The first time Monisha meets Ashoke, his uncle requests Indranath for a job for his nephew. The camera focusses on Ashoke’s bent back – clearly, while his uncle is in awe of the mighty Raibahadur, he’s uncomfortable that his unemployment is discussed, that too in front of a young woman. Ashoke is in dire need of a job, but when Indranath hints at a possible offer, he’s guarded. Ashoke is shy and well-mannered, but the audience senses his increasing dislike for Indranath, who thinks all was glorious in times of British rule, says ‘it was a fad to terrorize the British during our times’, and disapproves of workers’ unions. Ashoke’s silent resistance against this man is to say, ‘I expect to get a job by my own efforts,’ a statement that Indranath strangely finds offensive.
The presence of the two young men in the film, Ashoke and Banerjee, make Kanchenjungha a powerful but subtle story of class differences. Ashoke’s social standing makes him understand the concept of class much more than Monisha, and his conflict with Indranath makes him behave differently towards Monisha for a brief moment. Through Ashoke, Monisha comes closer to a world that is very different from her – young men in her own city who struggle for days looking for work, write applications, borrow trousers to sit for interviews. Perhaps for the first time, she truly understands the implications of the class divide. Yet, this uneven friendship develops.

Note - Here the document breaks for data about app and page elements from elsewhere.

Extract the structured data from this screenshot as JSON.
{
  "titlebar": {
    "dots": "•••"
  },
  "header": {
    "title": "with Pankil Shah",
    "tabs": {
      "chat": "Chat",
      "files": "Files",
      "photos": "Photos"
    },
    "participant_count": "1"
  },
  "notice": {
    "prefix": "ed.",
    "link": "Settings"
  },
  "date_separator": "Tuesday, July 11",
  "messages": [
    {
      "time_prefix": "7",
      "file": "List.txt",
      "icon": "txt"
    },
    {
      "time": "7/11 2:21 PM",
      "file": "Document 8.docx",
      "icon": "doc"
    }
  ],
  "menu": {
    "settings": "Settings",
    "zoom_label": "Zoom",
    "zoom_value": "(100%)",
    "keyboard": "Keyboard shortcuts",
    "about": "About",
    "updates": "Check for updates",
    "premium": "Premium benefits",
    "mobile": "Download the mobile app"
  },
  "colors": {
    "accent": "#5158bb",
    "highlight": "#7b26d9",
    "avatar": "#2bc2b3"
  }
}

The crafting of the story makes its location play an important role. ‘I wouldn’t have dared to decline a job offer in Kolkata,’ confesses Ashoke to Monisha. It is the interplay of sunlight, clouds, and mist – like a world of dreams, that makes him do so, for in dreams, middle-class unemployed men have the audacity to find their voice. Perhaps it is the majestic Himalayas that suddenly make Labanya want to rush to her younger daughter and tell her, ‘Do exactly what you feel like, you’re under no compulsion to listen to anyone else’ – before it is too late. Perhaps it is the tune that a Lepcha boy hums, that makes Monisha drift away from an eligible bachelor who pays attention to her, towards a penniless Ashoke. Kanchenjungha takes a handful of individuals accustomed to the cacophony of the city, and shows them a magical world, where their lives are accidentally intertwined. It is a new place that shows them the possibility of an alternate existence, the possibility of not conforming to the expected versions of themselves, but doing what feels right. It is when they start finding the strength to do so, that the mist clears, and we look at the magnificent Kanchenjunga in all its glory.
(Satyajit Ray’s 100th birth anniversary was on May 02, 2021)
From the ind.igenous desk